----- Data

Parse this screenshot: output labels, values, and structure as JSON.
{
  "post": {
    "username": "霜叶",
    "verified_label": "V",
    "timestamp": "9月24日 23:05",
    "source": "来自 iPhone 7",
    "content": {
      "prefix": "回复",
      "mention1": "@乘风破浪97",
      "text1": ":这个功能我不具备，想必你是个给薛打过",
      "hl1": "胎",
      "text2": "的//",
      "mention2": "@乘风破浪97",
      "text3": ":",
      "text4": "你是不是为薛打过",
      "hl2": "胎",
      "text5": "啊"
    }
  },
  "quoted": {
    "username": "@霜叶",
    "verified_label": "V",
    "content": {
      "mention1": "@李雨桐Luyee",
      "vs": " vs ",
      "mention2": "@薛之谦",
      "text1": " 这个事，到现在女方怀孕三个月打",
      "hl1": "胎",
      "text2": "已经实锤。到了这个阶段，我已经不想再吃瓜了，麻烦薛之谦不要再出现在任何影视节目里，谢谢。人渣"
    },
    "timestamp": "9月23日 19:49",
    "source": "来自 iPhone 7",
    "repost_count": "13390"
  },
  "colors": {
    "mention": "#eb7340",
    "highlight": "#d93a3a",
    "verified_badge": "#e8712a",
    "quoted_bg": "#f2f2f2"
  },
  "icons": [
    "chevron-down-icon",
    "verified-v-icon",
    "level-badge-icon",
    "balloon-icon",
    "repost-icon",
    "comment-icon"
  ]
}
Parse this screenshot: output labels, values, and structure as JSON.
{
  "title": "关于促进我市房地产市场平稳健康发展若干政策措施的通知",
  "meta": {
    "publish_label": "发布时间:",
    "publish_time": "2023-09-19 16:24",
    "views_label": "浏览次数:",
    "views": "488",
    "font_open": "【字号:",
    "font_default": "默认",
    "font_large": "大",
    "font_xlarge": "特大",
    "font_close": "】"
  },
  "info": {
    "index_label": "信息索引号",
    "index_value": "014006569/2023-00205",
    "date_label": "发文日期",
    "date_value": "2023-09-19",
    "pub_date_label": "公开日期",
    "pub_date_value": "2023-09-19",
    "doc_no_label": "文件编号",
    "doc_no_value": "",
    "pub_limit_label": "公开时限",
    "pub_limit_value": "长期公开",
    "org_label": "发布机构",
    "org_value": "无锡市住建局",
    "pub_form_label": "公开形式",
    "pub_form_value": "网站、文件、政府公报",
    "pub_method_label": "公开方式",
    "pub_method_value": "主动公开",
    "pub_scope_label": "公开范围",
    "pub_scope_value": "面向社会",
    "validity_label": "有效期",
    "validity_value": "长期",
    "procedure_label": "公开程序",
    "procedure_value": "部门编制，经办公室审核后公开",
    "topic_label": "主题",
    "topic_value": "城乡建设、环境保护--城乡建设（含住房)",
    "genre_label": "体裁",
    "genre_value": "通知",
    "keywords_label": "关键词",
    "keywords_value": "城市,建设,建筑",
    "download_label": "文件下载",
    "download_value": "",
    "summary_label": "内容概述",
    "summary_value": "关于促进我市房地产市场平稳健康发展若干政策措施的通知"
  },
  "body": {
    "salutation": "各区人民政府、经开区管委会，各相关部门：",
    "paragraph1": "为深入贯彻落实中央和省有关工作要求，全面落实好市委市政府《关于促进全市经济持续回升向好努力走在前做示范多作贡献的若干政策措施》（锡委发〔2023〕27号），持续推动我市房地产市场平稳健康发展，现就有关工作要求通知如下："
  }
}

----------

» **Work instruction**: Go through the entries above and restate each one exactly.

» **Solved exercise**:
Parse this screenshot: output labels, values, and structure as JSON.
{
  "post": {
    "username": "霜叶",
    "verified_label": "V",
    "timestamp": "9月24日 23:05",
    "source": "来自 iPhone 7",
    "content": {
      "prefix": "回复",
      "mention1": "@乘风破浪97",
      "text1": ":这个功能我不具备，想必你是个给薛打过",
      "hl1": "胎",
      "text2": "的//",
      "mention2": "@乘风破浪97",
      "text3": ":",
      "text4": "你是不是为薛打过",
      "hl2": "胎",
      "text5": "啊"
    }
  },
  "quoted": {
    "username": "@霜叶",
    "verified_label": "V",
    "content": {
      "mention1": "@李雨桐Luyee",
      "vs": " vs ",
      "mention2": "@薛之谦",
      "text1": " 这个事，到现在女方怀孕三个月打",
      "hl1": "胎",
      "text2": "已经实锤。到了这个阶段，我已经不想再吃瓜了，麻烦薛之谦不要再出现在任何影视节目里，谢谢。人渣"
    },
    "timestamp": "9月23日 19:49",
    "source": "来自 iPhone 7",
    "repost_count": "13390"
  },
  "colors": {
    "mention": "#eb7340",
    "highlight": "#d93a3a",
    "verified_badge": "#e8712a",
    "quoted_bg": "#f2f2f2"
  },
  "icons": [
    "chevron-down-icon",
    "verified-v-icon",
    "level-badge-icon",
    "balloon-icon",
    "repost-icon",
    "comment-icon"
  ]
}
Parse this screenshot: output labels, values, and structure as JSON.
{
  "title": "关于促进我市房地产市场平稳健康发展若干政策措施的通知",
  "meta": {
    "publish_label": "发布时间:",
    "publish_time": "2023-09-19 16:24",
    "views_label": "浏览次数:",
    "views": "488",
    "font_open": "【字号:",
    "font_default": "默认",
    "font_large": "大",
    "font_xlarge": "特大",
    "font_close": "】"
  },
  "info": {
    "index_label": "信息索引号",
    "index_value": "014006569/2023-00205",
    "date_label": "发文日期",
    "date_value": "2023-09-19",
    "pub_date_label": "公开日期",
    "pub_date_value": "2023-09-19",
    "doc_no_label": "文件编号",
    "doc_no_value": "",
    "pub_limit_label": "公开时限",
    "pub_limit_value": "长期公开",
    "org_label": "发布机构",
    "org_value": "无锡市住建局",
    "pub_form_label": "公开形式",
    "pub_form_value": "网站、文件、政府公报",
    "pub_method_label": "公开方式",
    "pub_method_value": "主动公开",
    "pub_scope_label": "公开范围",
    "pub_scope_value": "面向社会",
    "validity_label": "有效期",
    "validity_value": "长期",
    "procedure_label": "公开程序",
    "procedure_value": "部门编制，经办公室审核后公开",
    "topic_label": "主题",
    "topic_value": "城乡建设、环境保护--城乡建设（含住房)",
    "genre_label": "体裁",
    "genre_value": "通知",
    "keywords_label": "关键词",
    "keywords_value": "城市,建设,建筑",
    "download_label": "文件下载",
    "download_value": "",
    "summary_label": "内容概述",
    "summary_value": "关于促进我市房地产市场平稳健康发展若干政策措施的通知"
  },
  "body": {
    "salutation": "各区人民政府、经开区管委会，各相关部门：",
    "paragraph1": "为深入贯彻落实中央和省有关工作要求，全面落实好市委市政府《关于促进全市经济持续回升向好努力走在前做示范多作贡献的若干政策措施》（锡委发〔2023〕27号），持续推动我市房地产市场平稳健康发展，现就有关工作要求通知如下："
  }
}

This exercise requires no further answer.